She began with the first track of the album, Babe you know me, which she sang whilst playing the piano. Eva immediately showed her mettle as a confident and experienced singer and musician – her ability to sing to the crowd whilst both playing the piano and communicating with her band was endearing.
Eva quickly got up from the piano and transferred to guitar, which provided an excellent backdrop to her luscious voice. I preferred the timbre of her songs with guitar: it seemed that she did too, as the guitar appeared to free her up – she unleashed a more daring side to her voice - it grabbed the attention more completely.
I found her style and voice reminiscent of All About Eve’s Julianne Regan, especially during Breathe - it which reminded me of Martha’s Harbour. For this song, Eva chose to abandon her instruments and be accompanied by solo cello. I found this to be an interesting choice, but it wasn’t to my taste
for an entire song, as Eva with exemplary dynamic control and tuning was let down by some waywardness in both from the cellist. She found a better match in a vocal and piano duet for the next song – Bittersweet Goodbye – and I appreciated the variety of tones, dynamics and timbres that this brought to the set as a whole.
As well as Abraham’s versatility to play different instruments, and sing whilst doing so, she has an incredible versatility in her voice, a great ability to float between registers without any thought, and without any loss of intensity or intonation. The band, too, were able to swap their instrumental roles, with the bassist moving onto the piano and the guitarist taking over on the bass. The arrangements were incredibly tight and well-penned. This was a very slick set.
My particular favourite was Eva’s eighth tune Non-stop, which had much energy and was the most memorable of the set. But it was Star – the penultimate track from the album – that really got the crowd going.

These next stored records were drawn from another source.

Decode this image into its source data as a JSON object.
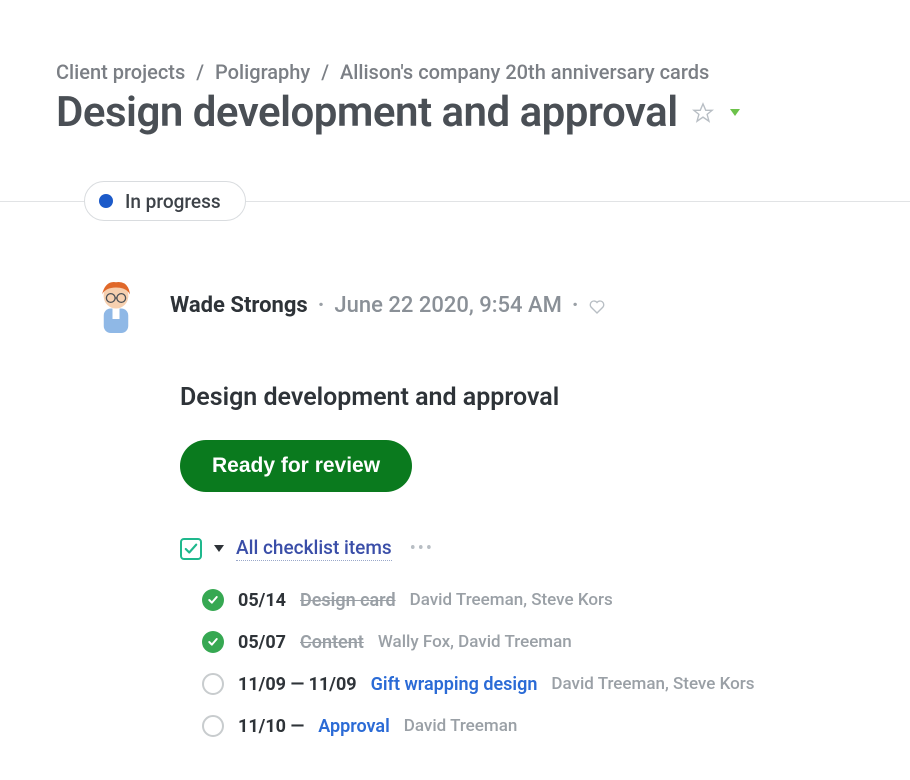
{
  "breadcrumb": {
    "l1": "Client projects",
    "l2": "Poligraphy",
    "l3": "Allison's company 20th anniversary cards"
  },
  "title": "Design development and approval",
  "status": {
    "label": "In progress",
    "color": "#1c5ac9"
  },
  "post": {
    "author": "Wade Strongs",
    "timestamp": "June 22 2020, 9:54 AM",
    "body_title": "Design development and approval",
    "action_label": "Ready for review"
  },
  "checklist": {
    "title": "All checklist items",
    "items": [
      {
        "done": true,
        "date": "05/14",
        "title": "Design card",
        "assignees": "David Treeman, Steve Kors"
      },
      {
        "done": true,
        "date": "05/07",
        "title": "Content",
        "assignees": "Wally Fox, David Treeman"
      },
      {
        "done": false,
        "date": "11/09 — 11/09",
        "title": "Gift wrapping design",
        "assignees": "David Treeman, Steve Kors"
      },
      {
        "done": false,
        "date": "11/10 —",
        "title": "Approval",
        "assignees": "David Treeman"
      }
    ]
  }
}
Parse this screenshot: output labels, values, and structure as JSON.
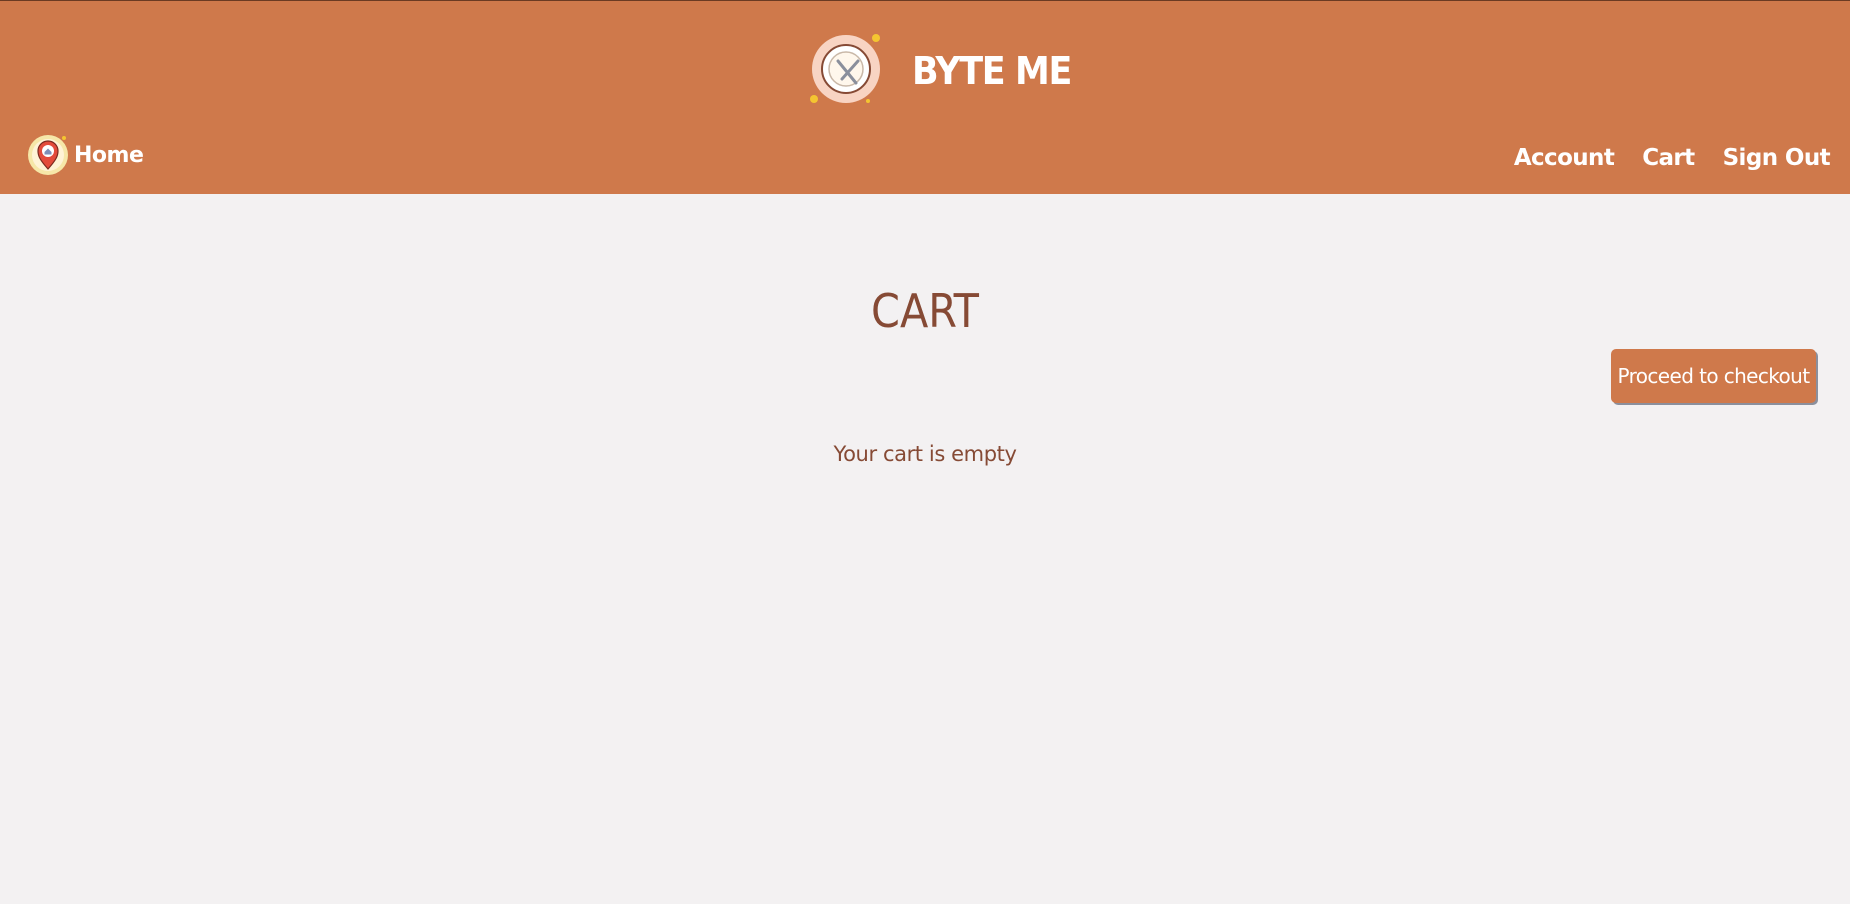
{
  "header": {
    "brand_name": "BYTE ME",
    "brand_icon": "plate-fork-knife-icon",
    "bg_color": "#cf794b",
    "home": {
      "label": "Home",
      "icon": "location-pin-home-icon"
    },
    "nav": [
      {
        "label": "Account"
      },
      {
        "label": "Cart"
      },
      {
        "label": "Sign Out"
      }
    ]
  },
  "main": {
    "title": "CART",
    "checkout_label": "Proceed to checkout",
    "empty_message": "Your cart is empty",
    "text_color": "#864a35",
    "bg_color": "#f3f1f2"
  }
}
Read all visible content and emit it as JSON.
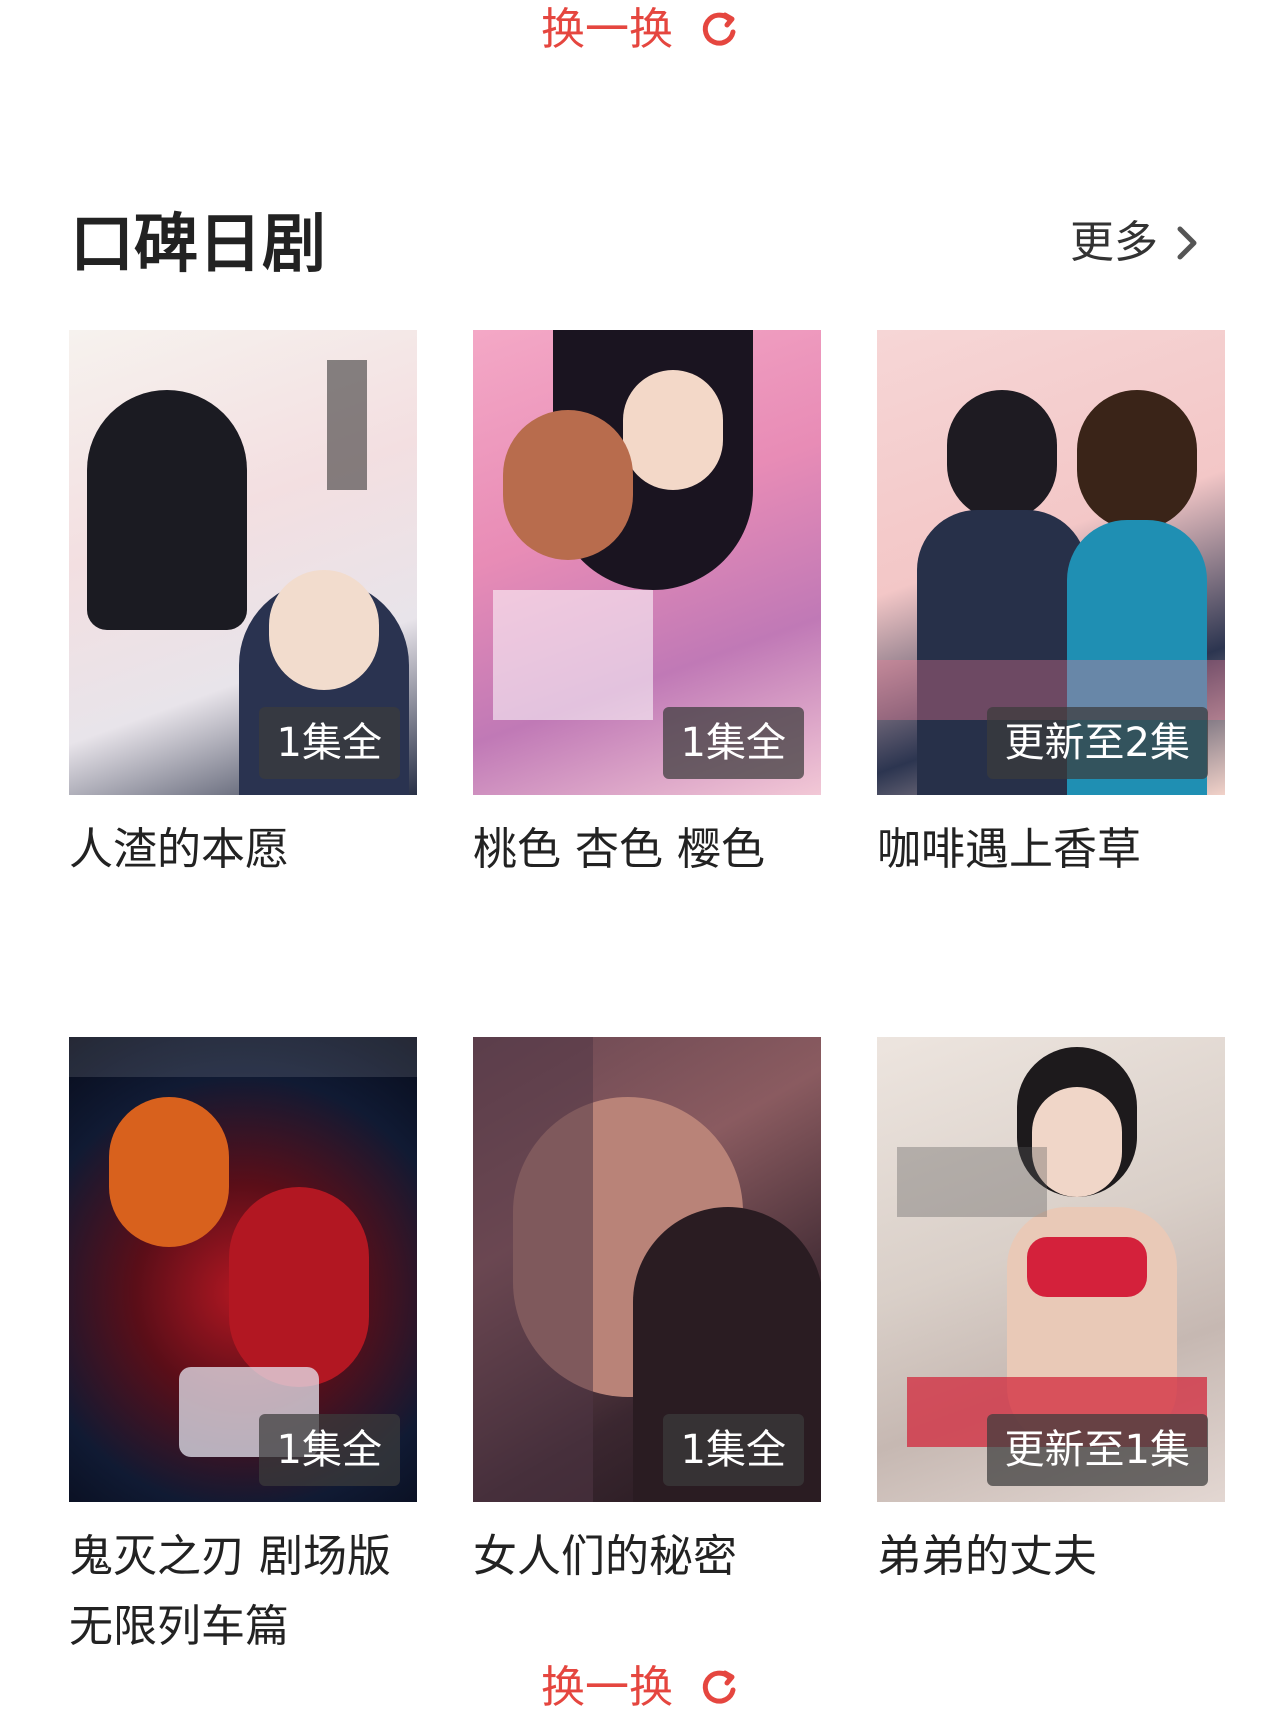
{
  "refresh": {
    "label": "换一换"
  },
  "section": {
    "title": "口碑日剧",
    "more_label": "更多"
  },
  "items": [
    {
      "title": "人渣的本愿",
      "badge": "1集全"
    },
    {
      "title": "桃色 杏色 樱色",
      "badge": "1集全"
    },
    {
      "title": "咖啡遇上香草",
      "badge": "更新至2集"
    },
    {
      "title": "鬼灭之刃 剧场版 无限列车篇",
      "badge": "1集全"
    },
    {
      "title": "女人们的秘密",
      "badge": "1集全"
    },
    {
      "title": "弟弟的丈夫",
      "badge": "更新至1集"
    }
  ],
  "colors": {
    "accent": "#e5463f",
    "badge_bg": "rgba(60,60,60,0.72)"
  },
  "icons": {
    "refresh": "refresh-icon",
    "more": "chevron-right-icon"
  }
}
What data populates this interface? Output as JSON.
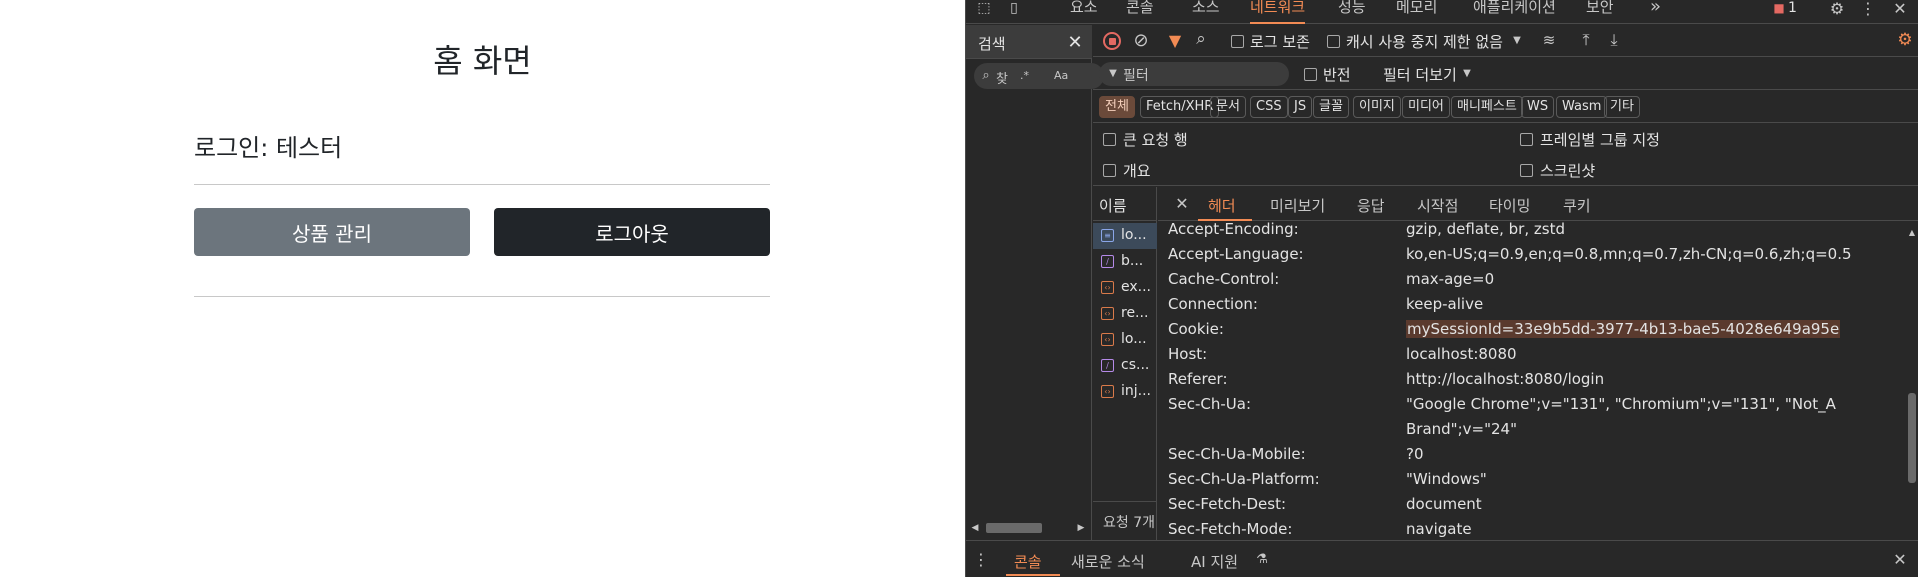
{
  "page": {
    "title": "홈 화면",
    "login_status": "로그인: 테스터",
    "buttons": {
      "product_manage": "상품 관리",
      "logout": "로그아웃"
    }
  },
  "devtools": {
    "top_tabs": [
      "요소",
      "콘솔",
      "소스",
      "네트워크",
      "성능",
      "메모리",
      "애플리케이션",
      "보안"
    ],
    "active_top_tab": "네트워크",
    "more_tabs": "»",
    "issue_count": "1",
    "search": {
      "tab_label": "검색",
      "placeholder": "찾",
      "regex": ".*",
      "case": "Aa"
    },
    "toolbar": {
      "preserve_log": "로그 보존",
      "disable_cache": "캐시 사용 중지",
      "throttling": "제한 없음"
    },
    "filter": {
      "placeholder": "필터",
      "invert": "반전",
      "more_filters": "필터 더보기"
    },
    "type_filters": [
      "전체",
      "Fetch/XHR",
      "문서",
      "CSS",
      "JS",
      "글꼴",
      "이미지",
      "미디어",
      "매니페스트",
      "WS",
      "Wasm",
      "기타"
    ],
    "options": {
      "large_rows": "큰 요청 행",
      "group_by_frame": "프레임별 그룹 지정",
      "overview": "개요",
      "screenshots": "스크린샷"
    },
    "request_list": {
      "header": "이름",
      "items": [
        "lo...",
        "b...",
        "ex...",
        "re...",
        "lo...",
        "cs...",
        "inj..."
      ],
      "footer": "요청 7개"
    },
    "detail_tabs": [
      "헤더",
      "미리보기",
      "응답",
      "시작점",
      "타이밍",
      "쿠키"
    ],
    "active_detail_tab": "헤더",
    "headers": [
      {
        "name": "Accept-Encoding:",
        "value": "gzip, deflate, br, zstd"
      },
      {
        "name": "Accept-Language:",
        "value": "ko,en-US;q=0.9,en;q=0.8,mn;q=0.7,zh-CN;q=0.6,zh;q=0.5"
      },
      {
        "name": "Cache-Control:",
        "value": "max-age=0"
      },
      {
        "name": "Connection:",
        "value": "keep-alive"
      },
      {
        "name": "Cookie:",
        "value": "mySessionId=33e9b5dd-3977-4b13-bae5-4028e649a95e"
      },
      {
        "name": "Host:",
        "value": "localhost:8080"
      },
      {
        "name": "Referer:",
        "value": "http://localhost:8080/login"
      },
      {
        "name": "Sec-Ch-Ua:",
        "value": "\"Google Chrome\";v=\"131\", \"Chromium\";v=\"131\", \"Not_A",
        "value2": "Brand\";v=\"24\""
      },
      {
        "name": "Sec-Ch-Ua-Mobile:",
        "value": "?0"
      },
      {
        "name": "Sec-Ch-Ua-Platform:",
        "value": "\"Windows\""
      },
      {
        "name": "Sec-Fetch-Dest:",
        "value": "document"
      },
      {
        "name": "Sec-Fetch-Mode:",
        "value": "navigate"
      }
    ],
    "drawer": {
      "tabs": [
        "콘솔",
        "새로운 소식",
        "AI 지원"
      ],
      "active": "콘솔"
    },
    "colors": {
      "accent": "#f28b54",
      "record": "#e46962",
      "highlight": "#5a3a2e"
    }
  }
}
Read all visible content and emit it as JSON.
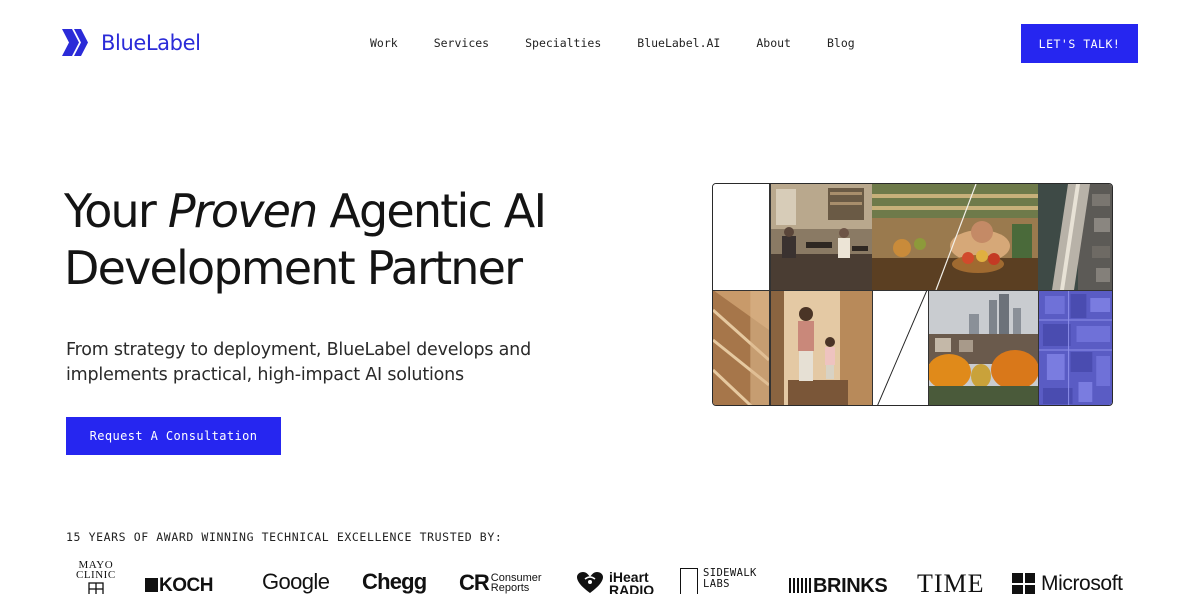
{
  "brand": {
    "name": "BlueLabel",
    "color": "#2b2bd8"
  },
  "nav": {
    "items": [
      {
        "label": "Work"
      },
      {
        "label": "Services"
      },
      {
        "label": "Specialties"
      },
      {
        "label": "BlueLabel.AI"
      },
      {
        "label": "About"
      },
      {
        "label": "Blog"
      }
    ],
    "cta_label": "LET'S TALK!"
  },
  "hero": {
    "title_pre": "Your ",
    "title_emphasis": "Proven",
    "title_post": " Agentic AI Development Partner",
    "subtitle": "From strategy to deployment, BlueLabel develops and implements practical, high-impact AI solutions",
    "cta_label": "Request A Consultation",
    "accent_color": "#2626f0"
  },
  "mosaic": {
    "tiles": [
      {
        "name": "blank-panel"
      },
      {
        "name": "cafe-interior-photo"
      },
      {
        "name": "market-shop-photo"
      },
      {
        "name": "aerial-road-photo"
      },
      {
        "name": "wood-corridor-photo"
      },
      {
        "name": "mother-child-doorway-photo"
      },
      {
        "name": "diagonal-line-panel"
      },
      {
        "name": "autumn-city-photo"
      },
      {
        "name": "blue-aerial-map-photo"
      }
    ]
  },
  "trusted": {
    "heading": "15 YEARS OF AWARD WINNING TECHNICAL EXCELLENCE TRUSTED BY:",
    "clients": {
      "mayo_line1": "MAYO",
      "mayo_line2": "CLINIC",
      "koch": "KOCH",
      "google": "Google",
      "chegg": "Chegg",
      "cr_mark": "CR",
      "cr_line1": "Consumer",
      "cr_line2": "Reports",
      "iheart_line1": "iHeart",
      "iheart_line2": "RADIO",
      "sidewalk_line1": "SIDEWALK",
      "sidewalk_line2": "LABS",
      "brinks": "BRINKS",
      "time": "TIME",
      "microsoft": "Microsoft"
    }
  }
}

I left the Jazz Café with a tune or two in my head. But it was a shame that Eva didn’t tell the stories behind any of the tunes. I am sure that there must have been interesting reasons behind their composition, and I wanted to know them. After an hour of her compositions I was left with a nagging wish to feel more connected to her and her story. Despite this, the overall energy and variety in the set was enjoyable, and perhaps I’ll get to know her better as each audience member was given a snippet of Eva to take home with them – a Limited Edition of Full Circle.
Review by Sarah Ellen Hughes for London Jazz Blogspot